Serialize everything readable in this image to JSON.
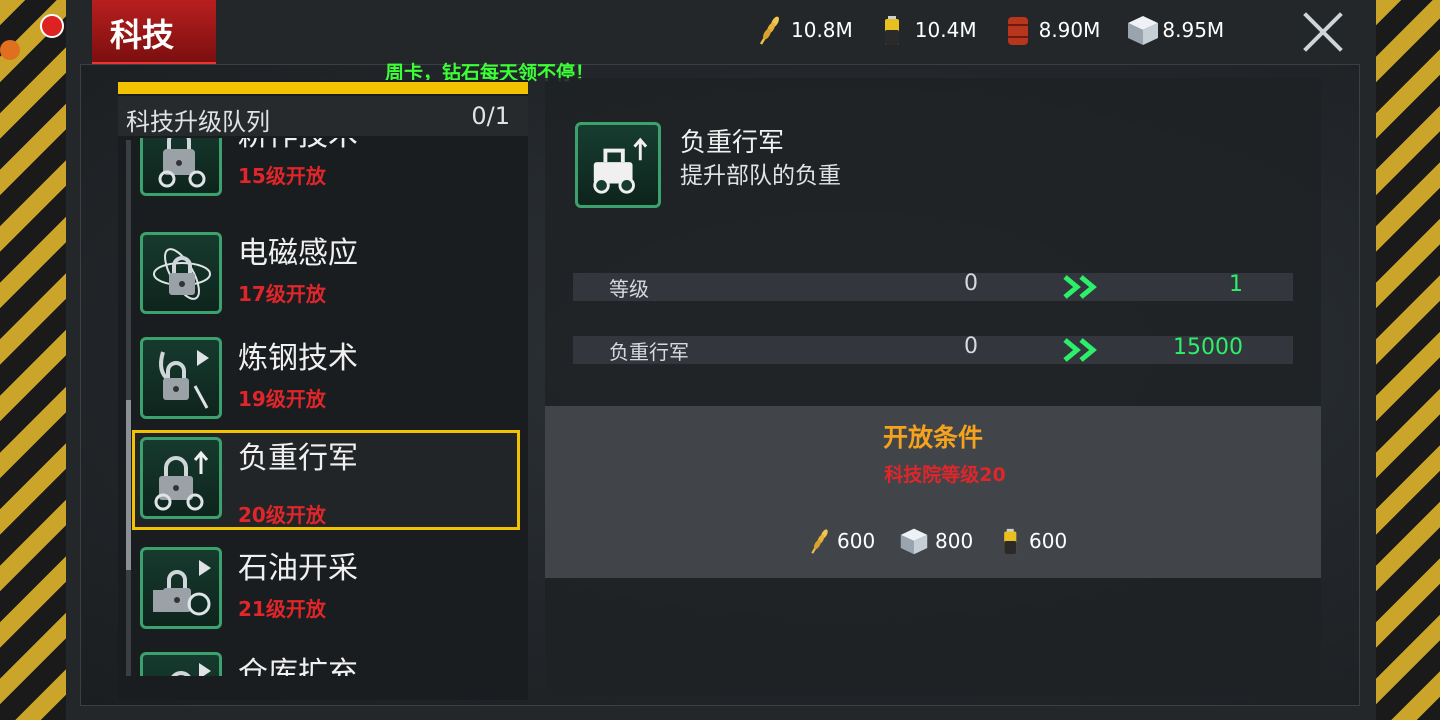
{
  "header": {
    "title": "科技",
    "close_icon": "close-icon",
    "promo": "周卡，钻石每天领不停！"
  },
  "resources": [
    {
      "name": "wheat-icon",
      "value": "10.8M"
    },
    {
      "name": "battery-icon",
      "value": "10.4M"
    },
    {
      "name": "oil-barrel-icon",
      "value": "8.90M"
    },
    {
      "name": "steel-cube-icon",
      "value": "8.95M"
    }
  ],
  "queue": {
    "label": "科技升级队列",
    "count": "0/1"
  },
  "tech_list": [
    {
      "name": "耕作技术",
      "req": "15级开放",
      "icon": "tractor-icon"
    },
    {
      "name": "电磁感应",
      "req": "17级开放",
      "icon": "atom-icon"
    },
    {
      "name": "炼钢技术",
      "req": "19级开放",
      "icon": "crane-icon"
    },
    {
      "name": "负重行军",
      "req": "20级开放",
      "icon": "truck-upgrade-icon",
      "selected": true
    },
    {
      "name": "石油开采",
      "req": "21级开放",
      "icon": "oil-pump-icon"
    },
    {
      "name": "仓库扩充",
      "req": "",
      "icon": "warehouse-icon"
    }
  ],
  "detail": {
    "name": "负重行军",
    "description": "提升部队的负重",
    "stats": [
      {
        "label": "等级",
        "current": "0",
        "next": "1"
      },
      {
        "label": "负重行军",
        "current": "0",
        "next": "15000"
      }
    ],
    "condition_title": "开放条件",
    "condition_req": "科技院等级20",
    "costs": [
      {
        "name": "wheat-icon",
        "value": "600"
      },
      {
        "name": "steel-cube-icon",
        "value": "800"
      },
      {
        "name": "battery-icon",
        "value": "600"
      }
    ]
  },
  "colors": {
    "accent_red": "#b81f1f",
    "highlight_yellow": "#f2c200",
    "tile_green": "#3ca26d",
    "next_value_green": "#2cf06a",
    "requirement_red": "#e0262a",
    "condition_orange": "#f7a21c"
  }
}
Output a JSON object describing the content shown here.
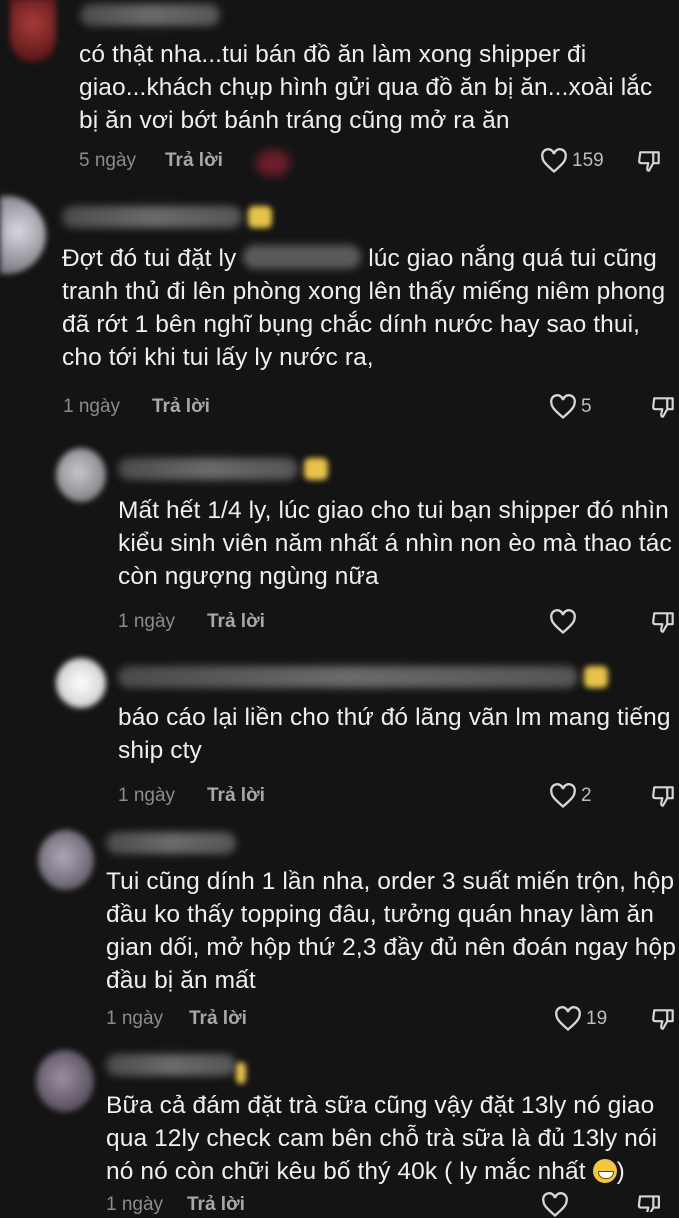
{
  "comments": [
    {
      "text": "có thật nha...tui bán đồ ăn làm xong shipper đi giao...khách chụp hình gửi qua đồ ăn bị ăn...xoài lắc bị ăn vơi bớt bánh tráng cũng mở ra ăn",
      "time": "5 ngày",
      "reply": "Trả lời",
      "likes": "159"
    },
    {
      "text_before": "Đợt đó tui đặt ly ",
      "text_after": " lúc giao nắng quá tui cũng tranh thủ đi lên phòng xong lên thấy miếng niêm phong đã rớt 1 bên nghĩ bụng chắc dính nước hay sao thui, cho tới khi tui lấy ly nước ra,",
      "time": "1 ngày",
      "reply": "Trả lời",
      "likes": "5"
    },
    {
      "text": "Mất hết 1/4 ly, lúc giao cho tui bạn shipper đó nhìn kiểu sinh viên năm nhất á nhìn non èo mà thao tác còn ngượng ngùng nữa",
      "time": "1 ngày",
      "reply": "Trả lời",
      "likes": ""
    },
    {
      "text": "báo cáo lại liền cho thứ đó lãng vãn lm mang tiếng ship cty",
      "time": "1 ngày",
      "reply": "Trả lời",
      "likes": "2"
    },
    {
      "text": "Tui cũng dính 1 lần nha, order 3 suất miến trộn, hộp đầu ko thấy topping đâu, tưởng quán hnay làm ăn gian dối, mở hộp thứ 2,3 đầy đủ nên đoán ngay hộp đầu bị ăn mất",
      "time": "1 ngày",
      "reply": "Trả lời",
      "likes": "19"
    },
    {
      "text": "Bữa cả đám đặt trà sữa cũng vậy đặt 13ly nó giao qua 12ly check cam bên chỗ trà sữa là đủ 13ly nói nó nó còn chữi kêu bố thý 40k ( ly mắc nhất ",
      "text_end": ")",
      "time": "1 ngày",
      "reply": "Trả lời",
      "likes": ""
    }
  ],
  "icons": {
    "like": "heart-outline-icon",
    "dislike": "thumbs-down-icon",
    "emoji": "grinning-face-emoji"
  },
  "colors": {
    "background": "#141414",
    "text": "#efefef",
    "meta": "#8c8c8c"
  }
}
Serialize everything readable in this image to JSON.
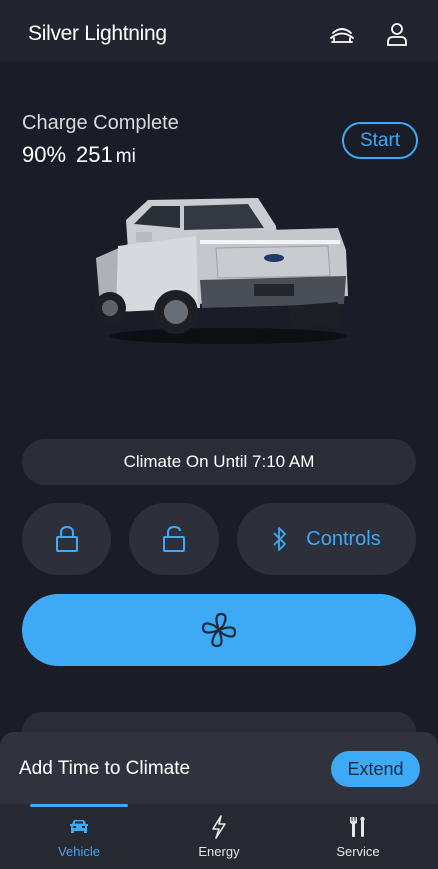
{
  "header": {
    "title": "Silver Lightning",
    "icons": [
      "garage-vehicles-icon",
      "account-icon"
    ]
  },
  "charge": {
    "status": "Charge Complete",
    "percent": "90%",
    "range": "251",
    "range_unit": "mi",
    "start_label": "Start"
  },
  "climate": {
    "status_text": "Climate On Until 7:10 AM"
  },
  "controls": {
    "lock_icon": "lock-icon",
    "unlock_icon": "unlock-icon",
    "bluetooth_icon": "bluetooth-icon",
    "controls_label": "Controls",
    "fan_icon": "fan-icon"
  },
  "sheet": {
    "title": "Add Time to Climate",
    "extend_label": "Extend"
  },
  "nav": {
    "items": [
      {
        "label": "Vehicle",
        "icon": "car-icon",
        "active": true
      },
      {
        "label": "Energy",
        "icon": "lightning-icon",
        "active": false
      },
      {
        "label": "Service",
        "icon": "tools-icon",
        "active": false
      }
    ]
  },
  "colors": {
    "background": "#1a1d27",
    "accent": "#3ea9f5",
    "surface": "#2d303a"
  }
}
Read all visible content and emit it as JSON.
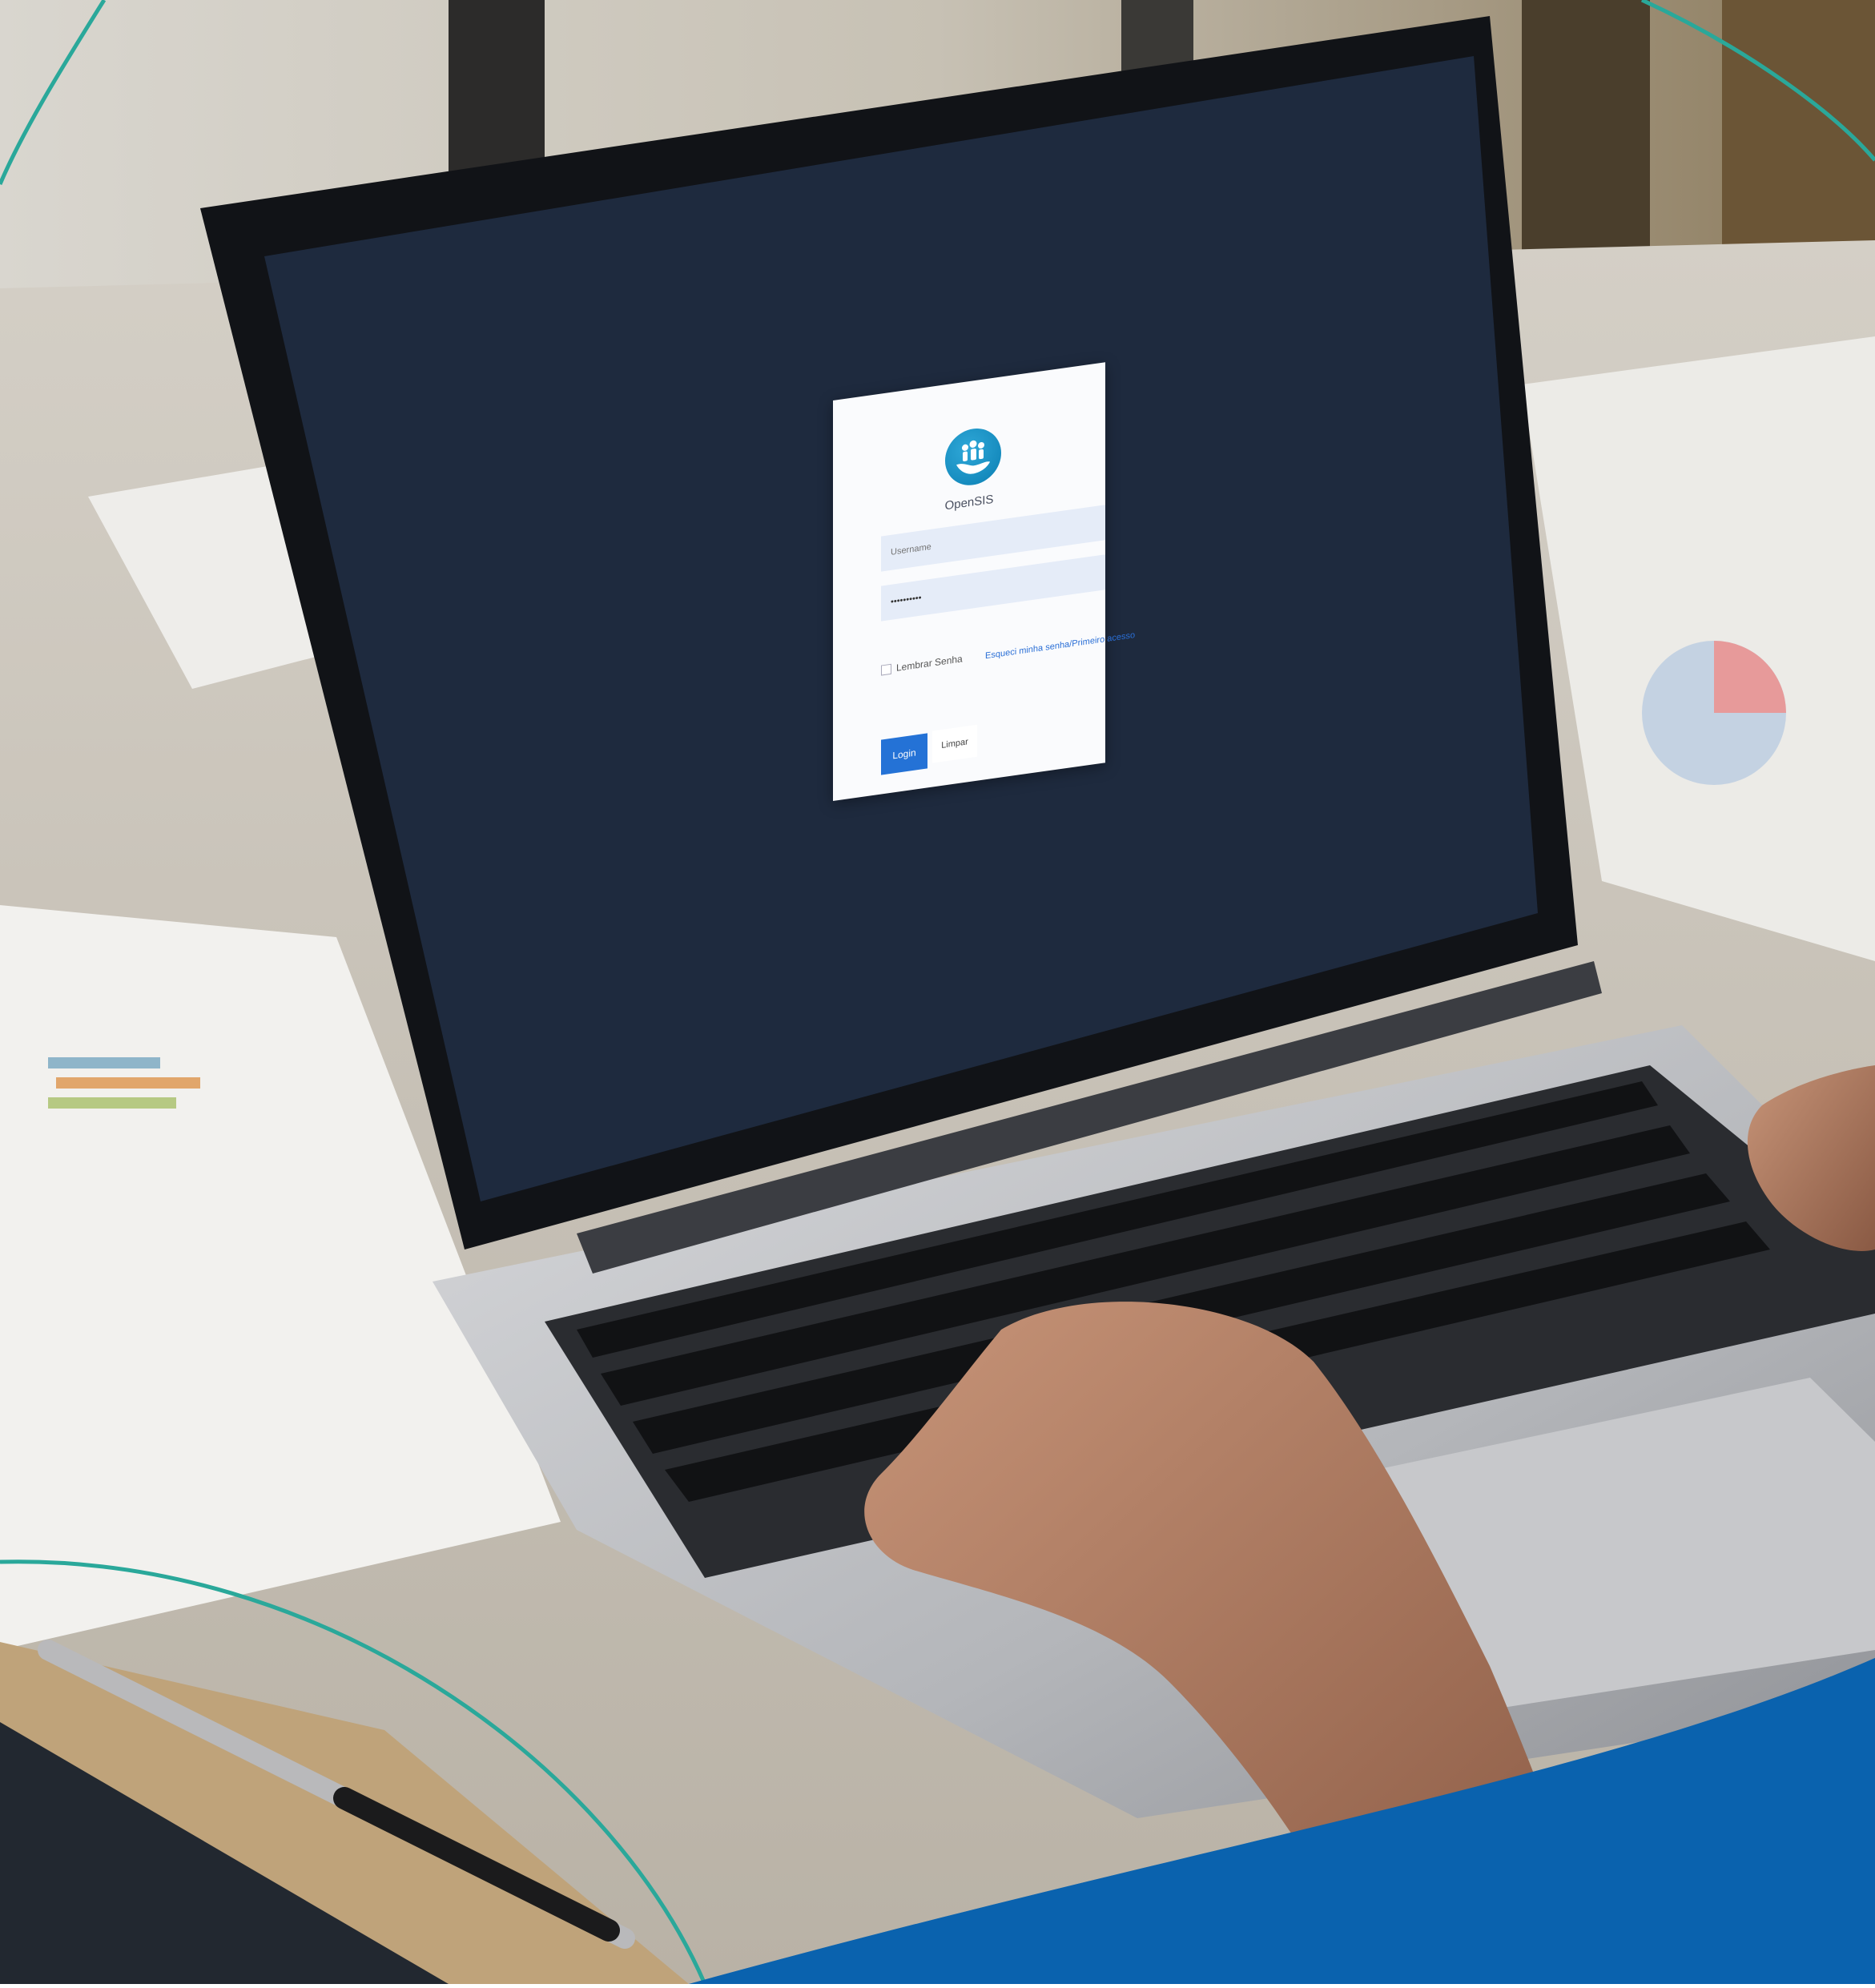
{
  "login": {
    "brand_name": "OpenSIS",
    "username_placeholder": "Username",
    "password_value": "••••••••••",
    "remember_label": "Lembrar Senha",
    "forgot_label": "Esqueci minha senha/Primeiro acesso",
    "login_label": "Login",
    "cancel_label": "Limpar"
  },
  "colors": {
    "screen": "#1e2a3e",
    "accent": "#2472d6",
    "logo": "#1693c9",
    "teal_arc": "#2aa89a",
    "blue_band": "#0a62ae"
  }
}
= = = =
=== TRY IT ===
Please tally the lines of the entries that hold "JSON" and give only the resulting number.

=== EXERCISE ANSWER ===
4